Restaurants & Bars
Russia is a huge country comprised of many different ethnicities and its cuisine is very diverse. Its dishes are influenced among others by Asian, Caucasian and European ways of cooking. For this reason Russia offers you a variety of traditional dishes to try and to find about more about the traditions they come from. Most recipes are based on wheat and vegetables and include soups, stuffed pastries and porridges.
A lot of dishes have their origins in the food of the rural peasants and are based on crops and vegetables that can survive in colder climates. For the aristocracy it was also popular to employ French chefs after Peter the Great invited one to his court. These chefs, after returning back to their home country then spread Russian dishes to Europe. One of the most famous one is the “Russian Salat” or “Olivier” how it is called in Russia. A lot of Russian dishes also include fish. This is due to the Orthodox church which limits the type of meat that is allowed to be consume on many days.
An important characteristic of the Russian cuisine is a large amount of appetizers called sakuzki. They are ordered with nearly every meal and are always offered when guests are invited. Sakuzki include pickles, herring, meat plates, sauerkraut, different salads, mushrooms.
Enjoy an overview of some of the most famous Russian dishes, which you should definitely try out.
The famous Olivier salad takes a central place among Russian sakuzki and it is traditionally eaten during the New Year celebrations. The salad was invented by the Belgian cook Lucien Olivier working in one of the most famous restaurants in Moscow. The modern version contains carrots, peas, pickles, eggs, potatoes as well as boiled beef or chicken and served with mayonnaise as the dressing.
Pelmeni are Russians national dish. Their origin is not entirely clear with some sources pointing to Siberia (with influence from China) and others to the Ural mountains. Pelmeni are dumplings filled with minced meat and sometimes vegetables and are boiled in hot water. You can get them in restaurants either as a main dish or as a side. They are often served with sour cream (called Smetana in Russian) or butter but also sometimes in a soup. If you want to try Pelmeni nearly every Restaurant in Russia will offer them, sometimes in different varieties.
Borscht is probably one of the most famous dishes that you will encounter in Russia. It is a soup based on beet and is originally from Ukraine.
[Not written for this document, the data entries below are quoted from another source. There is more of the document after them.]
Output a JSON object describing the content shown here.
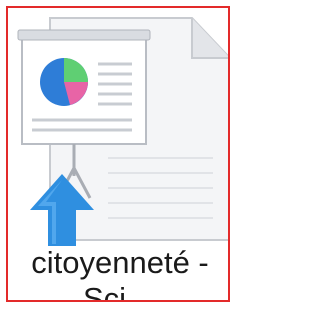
{
  "file": {
    "name_line1": "citoyenneté -",
    "name_line2": "Sci…",
    "selected": true,
    "icon": "presentation-file-icon"
  },
  "colors": {
    "selection_border": "#e32a2a",
    "arrow_blue": "#2f8fe0",
    "pie_blue": "#2e7dd7",
    "pie_green": "#5fcf73",
    "pie_pink": "#e864a6"
  }
}
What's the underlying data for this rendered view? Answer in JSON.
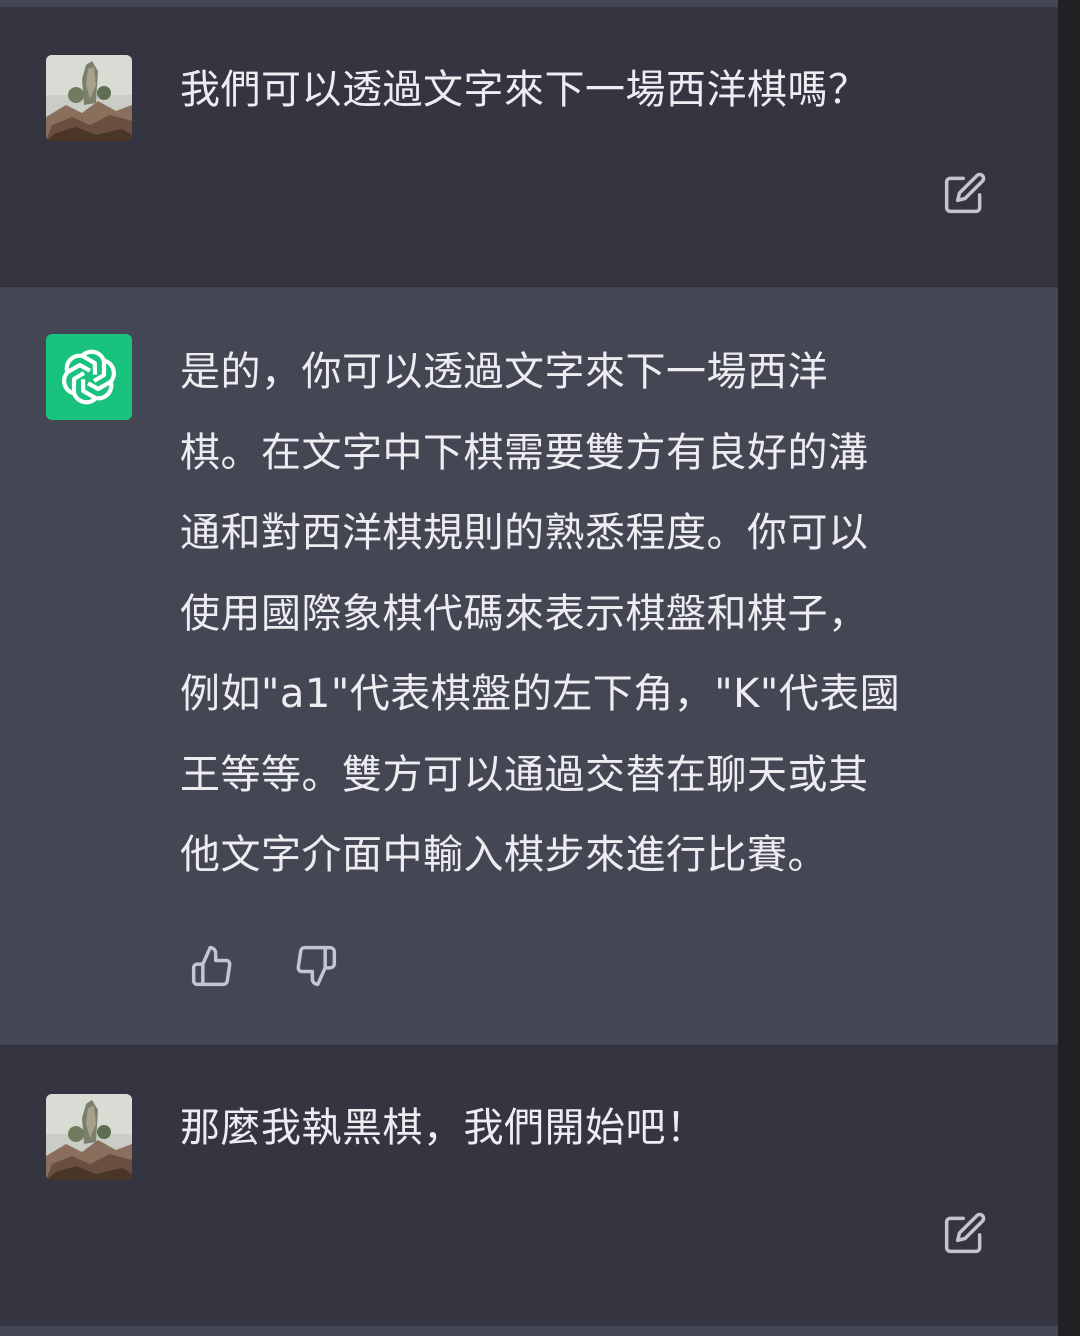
{
  "conversation": {
    "messages": [
      {
        "role": "user",
        "avatar_icon": "user-avatar-photo",
        "text": "我們可以透過文字來下一場西洋棋嗎？",
        "action_icon": "edit-icon"
      },
      {
        "role": "assistant",
        "avatar_icon": "openai-logo-icon",
        "avatar_color": "#19c37d",
        "text": "是的，你可以透過文字來下一場西洋棋。在文字中下棋需要雙方有良好的溝通和對西洋棋規則的熟悉程度。你可以使用國際象棋代碼來表示棋盤和棋子，例如\"a1\"代表棋盤的左下角，\"K\"代表國王等等。雙方可以通過交替在聊天或其他文字介面中輸入棋步來進行比賽。",
        "lines": [
          "是的，你可以透過文字來下一場西洋",
          "棋。在文字中下棋需要雙方有良好的溝",
          "通和對西洋棋規則的熟悉程度。你可以",
          "使用國際象棋代碼來表示棋盤和棋子，",
          "例如\"a1\"代表棋盤的左下角，\"K\"代表國",
          "王等等。雙方可以通過交替在聊天或其",
          "他文字介面中輸入棋步來進行比賽。"
        ],
        "feedback_icons": [
          "thumbs-up-icon",
          "thumbs-down-icon"
        ]
      },
      {
        "role": "user",
        "avatar_icon": "user-avatar-photo",
        "text": "那麼我執黑棋，我們開始吧！",
        "action_icon": "edit-icon"
      }
    ]
  },
  "theme": {
    "user_bg": "#343541",
    "assistant_bg": "#444654",
    "text_color": "#ececf1",
    "icon_color": "#c5c5d2",
    "brand_green": "#19c37d"
  }
}
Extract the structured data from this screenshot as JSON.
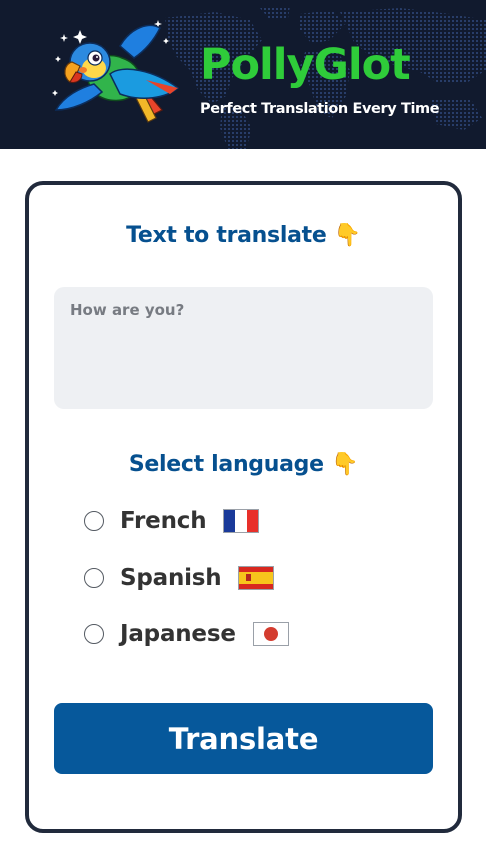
{
  "header": {
    "brand_title": "PollyGlot",
    "brand_tagline": "Perfect Translation Every Time",
    "logo_icon": "parrot-icon"
  },
  "translate_section": {
    "heading": "Text to translate",
    "heading_emoji": "👇",
    "input_placeholder": "How are you?",
    "input_value": ""
  },
  "language_section": {
    "heading": "Select language",
    "heading_emoji": "👇",
    "options": [
      {
        "label": "French",
        "flag_icon": "france-flag-icon",
        "selected": false
      },
      {
        "label": "Spanish",
        "flag_icon": "spain-flag-icon",
        "selected": false
      },
      {
        "label": "Japanese",
        "flag_icon": "japan-flag-icon",
        "selected": false
      }
    ]
  },
  "actions": {
    "translate_label": "Translate"
  },
  "colors": {
    "header_bg": "#111a2e",
    "brand_green": "#2fcc3a",
    "heading_blue": "#06508f",
    "button_blue": "#06589b",
    "card_border": "#212a3c",
    "input_bg": "#eef0f3"
  }
}
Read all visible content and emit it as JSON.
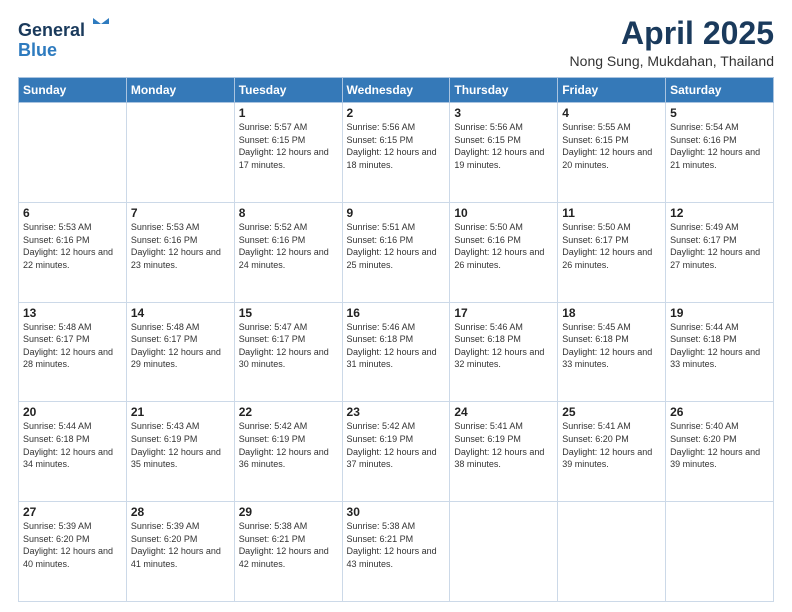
{
  "header": {
    "logo_general": "General",
    "logo_blue": "Blue",
    "month_title": "April 2025",
    "location": "Nong Sung, Mukdahan, Thailand"
  },
  "weekdays": [
    "Sunday",
    "Monday",
    "Tuesday",
    "Wednesday",
    "Thursday",
    "Friday",
    "Saturday"
  ],
  "weeks": [
    [
      {
        "day": "",
        "info": ""
      },
      {
        "day": "",
        "info": ""
      },
      {
        "day": "1",
        "info": "Sunrise: 5:57 AM\nSunset: 6:15 PM\nDaylight: 12 hours and 17 minutes."
      },
      {
        "day": "2",
        "info": "Sunrise: 5:56 AM\nSunset: 6:15 PM\nDaylight: 12 hours and 18 minutes."
      },
      {
        "day": "3",
        "info": "Sunrise: 5:56 AM\nSunset: 6:15 PM\nDaylight: 12 hours and 19 minutes."
      },
      {
        "day": "4",
        "info": "Sunrise: 5:55 AM\nSunset: 6:15 PM\nDaylight: 12 hours and 20 minutes."
      },
      {
        "day": "5",
        "info": "Sunrise: 5:54 AM\nSunset: 6:16 PM\nDaylight: 12 hours and 21 minutes."
      }
    ],
    [
      {
        "day": "6",
        "info": "Sunrise: 5:53 AM\nSunset: 6:16 PM\nDaylight: 12 hours and 22 minutes."
      },
      {
        "day": "7",
        "info": "Sunrise: 5:53 AM\nSunset: 6:16 PM\nDaylight: 12 hours and 23 minutes."
      },
      {
        "day": "8",
        "info": "Sunrise: 5:52 AM\nSunset: 6:16 PM\nDaylight: 12 hours and 24 minutes."
      },
      {
        "day": "9",
        "info": "Sunrise: 5:51 AM\nSunset: 6:16 PM\nDaylight: 12 hours and 25 minutes."
      },
      {
        "day": "10",
        "info": "Sunrise: 5:50 AM\nSunset: 6:16 PM\nDaylight: 12 hours and 26 minutes."
      },
      {
        "day": "11",
        "info": "Sunrise: 5:50 AM\nSunset: 6:17 PM\nDaylight: 12 hours and 26 minutes."
      },
      {
        "day": "12",
        "info": "Sunrise: 5:49 AM\nSunset: 6:17 PM\nDaylight: 12 hours and 27 minutes."
      }
    ],
    [
      {
        "day": "13",
        "info": "Sunrise: 5:48 AM\nSunset: 6:17 PM\nDaylight: 12 hours and 28 minutes."
      },
      {
        "day": "14",
        "info": "Sunrise: 5:48 AM\nSunset: 6:17 PM\nDaylight: 12 hours and 29 minutes."
      },
      {
        "day": "15",
        "info": "Sunrise: 5:47 AM\nSunset: 6:17 PM\nDaylight: 12 hours and 30 minutes."
      },
      {
        "day": "16",
        "info": "Sunrise: 5:46 AM\nSunset: 6:18 PM\nDaylight: 12 hours and 31 minutes."
      },
      {
        "day": "17",
        "info": "Sunrise: 5:46 AM\nSunset: 6:18 PM\nDaylight: 12 hours and 32 minutes."
      },
      {
        "day": "18",
        "info": "Sunrise: 5:45 AM\nSunset: 6:18 PM\nDaylight: 12 hours and 33 minutes."
      },
      {
        "day": "19",
        "info": "Sunrise: 5:44 AM\nSunset: 6:18 PM\nDaylight: 12 hours and 33 minutes."
      }
    ],
    [
      {
        "day": "20",
        "info": "Sunrise: 5:44 AM\nSunset: 6:18 PM\nDaylight: 12 hours and 34 minutes."
      },
      {
        "day": "21",
        "info": "Sunrise: 5:43 AM\nSunset: 6:19 PM\nDaylight: 12 hours and 35 minutes."
      },
      {
        "day": "22",
        "info": "Sunrise: 5:42 AM\nSunset: 6:19 PM\nDaylight: 12 hours and 36 minutes."
      },
      {
        "day": "23",
        "info": "Sunrise: 5:42 AM\nSunset: 6:19 PM\nDaylight: 12 hours and 37 minutes."
      },
      {
        "day": "24",
        "info": "Sunrise: 5:41 AM\nSunset: 6:19 PM\nDaylight: 12 hours and 38 minutes."
      },
      {
        "day": "25",
        "info": "Sunrise: 5:41 AM\nSunset: 6:20 PM\nDaylight: 12 hours and 39 minutes."
      },
      {
        "day": "26",
        "info": "Sunrise: 5:40 AM\nSunset: 6:20 PM\nDaylight: 12 hours and 39 minutes."
      }
    ],
    [
      {
        "day": "27",
        "info": "Sunrise: 5:39 AM\nSunset: 6:20 PM\nDaylight: 12 hours and 40 minutes."
      },
      {
        "day": "28",
        "info": "Sunrise: 5:39 AM\nSunset: 6:20 PM\nDaylight: 12 hours and 41 minutes."
      },
      {
        "day": "29",
        "info": "Sunrise: 5:38 AM\nSunset: 6:21 PM\nDaylight: 12 hours and 42 minutes."
      },
      {
        "day": "30",
        "info": "Sunrise: 5:38 AM\nSunset: 6:21 PM\nDaylight: 12 hours and 43 minutes."
      },
      {
        "day": "",
        "info": ""
      },
      {
        "day": "",
        "info": ""
      },
      {
        "day": "",
        "info": ""
      }
    ]
  ]
}
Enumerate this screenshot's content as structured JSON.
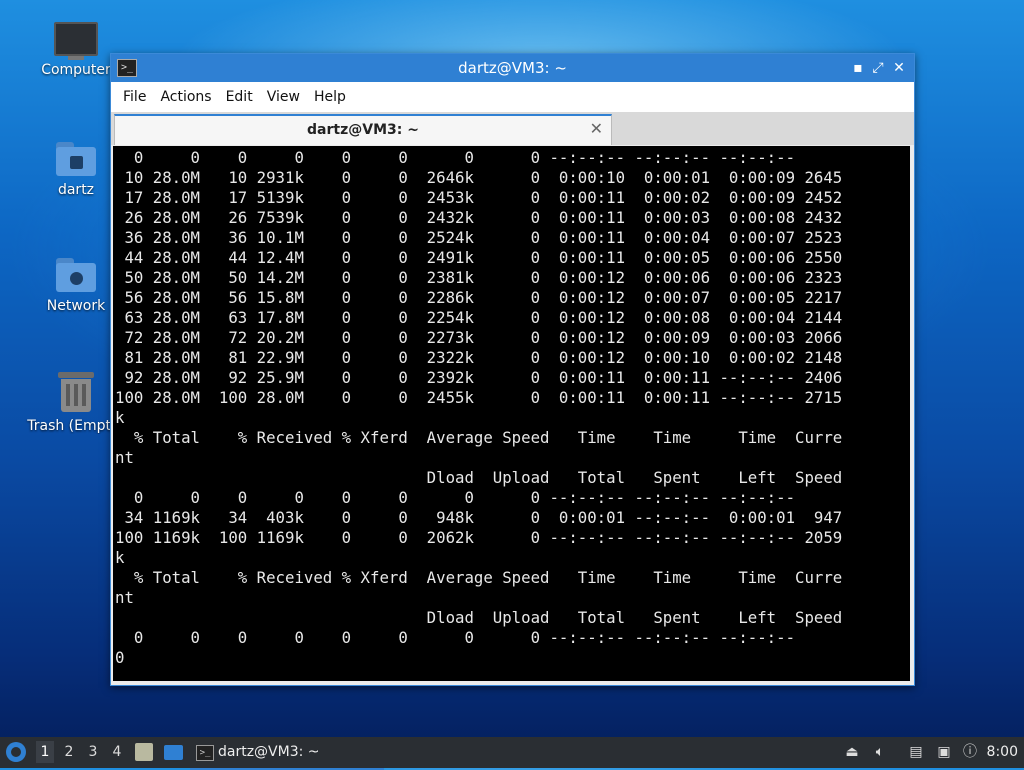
{
  "desktop": {
    "icons": [
      {
        "label": "Computer"
      },
      {
        "label": "dartz"
      },
      {
        "label": "Network"
      },
      {
        "label": "Trash (Empty)"
      }
    ]
  },
  "window": {
    "title": "dartz@VM3: ~",
    "menu": [
      "File",
      "Actions",
      "Edit",
      "View",
      "Help"
    ],
    "tab_title": "dartz@VM3: ~",
    "controls": {
      "minimize": "▪",
      "maximize": "⤢",
      "close": "✕"
    }
  },
  "terminal": {
    "lines": [
      "  0     0    0     0    0     0      0      0 --:--:-- --:--:-- --:--:--",
      " 10 28.0M   10 2931k    0     0  2646k      0  0:00:10  0:00:01  0:00:09 2645",
      " 17 28.0M   17 5139k    0     0  2453k      0  0:00:11  0:00:02  0:00:09 2452",
      " 26 28.0M   26 7539k    0     0  2432k      0  0:00:11  0:00:03  0:00:08 2432",
      " 36 28.0M   36 10.1M    0     0  2524k      0  0:00:11  0:00:04  0:00:07 2523",
      " 44 28.0M   44 12.4M    0     0  2491k      0  0:00:11  0:00:05  0:00:06 2550",
      " 50 28.0M   50 14.2M    0     0  2381k      0  0:00:12  0:00:06  0:00:06 2323",
      " 56 28.0M   56 15.8M    0     0  2286k      0  0:00:12  0:00:07  0:00:05 2217",
      " 63 28.0M   63 17.8M    0     0  2254k      0  0:00:12  0:00:08  0:00:04 2144",
      " 72 28.0M   72 20.2M    0     0  2273k      0  0:00:12  0:00:09  0:00:03 2066",
      " 81 28.0M   81 22.9M    0     0  2322k      0  0:00:12  0:00:10  0:00:02 2148",
      " 92 28.0M   92 25.9M    0     0  2392k      0  0:00:11  0:00:11 --:--:-- 2406",
      "100 28.0M  100 28.0M    0     0  2455k      0  0:00:11  0:00:11 --:--:-- 2715",
      "k",
      "  % Total    % Received % Xferd  Average Speed   Time    Time     Time  Curre",
      "nt",
      "                                 Dload  Upload   Total   Spent    Left  Speed",
      "  0     0    0     0    0     0      0      0 --:--:-- --:--:-- --:--:--",
      " 34 1169k   34  403k    0     0   948k      0  0:00:01 --:--:--  0:00:01  947",
      "100 1169k  100 1169k    0     0  2062k      0 --:--:-- --:--:-- --:--:-- 2059",
      "k",
      "  % Total    % Received % Xferd  Average Speed   Time    Time     Time  Curre",
      "nt",
      "                                 Dload  Upload   Total   Spent    Left  Speed",
      "  0     0    0     0    0     0      0      0 --:--:-- --:--:-- --:--:--",
      "0"
    ]
  },
  "taskbar": {
    "workspaces": [
      "1",
      "2",
      "3",
      "4"
    ],
    "task_label": "dartz@VM3: ~",
    "clock": "8:00",
    "tray_icons": [
      "eject-icon",
      "volume-icon",
      "clipboard-icon",
      "network-icon",
      "update-notifier-icon"
    ]
  },
  "colors": {
    "accent": "#2f80d3",
    "terminal_bg": "#000000",
    "terminal_fg": "#e8e8e8",
    "taskbar_bg": "#2a2e33"
  }
}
It contains meat as well as vegetables such as cabbage, potatoes or carrots. Usually it is eaten with a scoop of sour cream (called Smetana in Russia).
Pirozhki are pastries filled with meat or vegetables and mushrooms and can be found everywhere in Russian. Russian usually eat them as a midday snack or as an appetiser and you will find many vendors on the street selling them.
Blini is a pancake with different fillings. Sweet fillings include jam or chocolate while others are prepared with sour cream, caviar or cheese. Blini are so popular in the Russian kitchen that the spring festival Maslenitsa is also called pancake or butter festival for the amount of Blini that are eaten during it. In early Slavic history Blini were a symbol of the sun due to them being round and golden. You can find a blogpost from us about this festival here.
Russian is famous for its caviar, especially also due to many portrayals in Hollywood of wealthy people eating dishes with it. However caviar does not necessarily need to be expensive as there are many different varieties of it with the most expensive one probably being black caviar. Russians often eat it on bread with butter or as a garnish on other dishes.
If you think about Russia you probably also think about Vodka as this alcoholic beverage is closely linked with the perception of the country. Its origins are however still debated with many Eastern European countries claiming to be the originating country. What is known is that the word Vodka stems from the slavic word voda which means water. The ending -ka is sometimes used in slavic languages for the diminutive form and Vodka can therefore be interpreted as “little water”.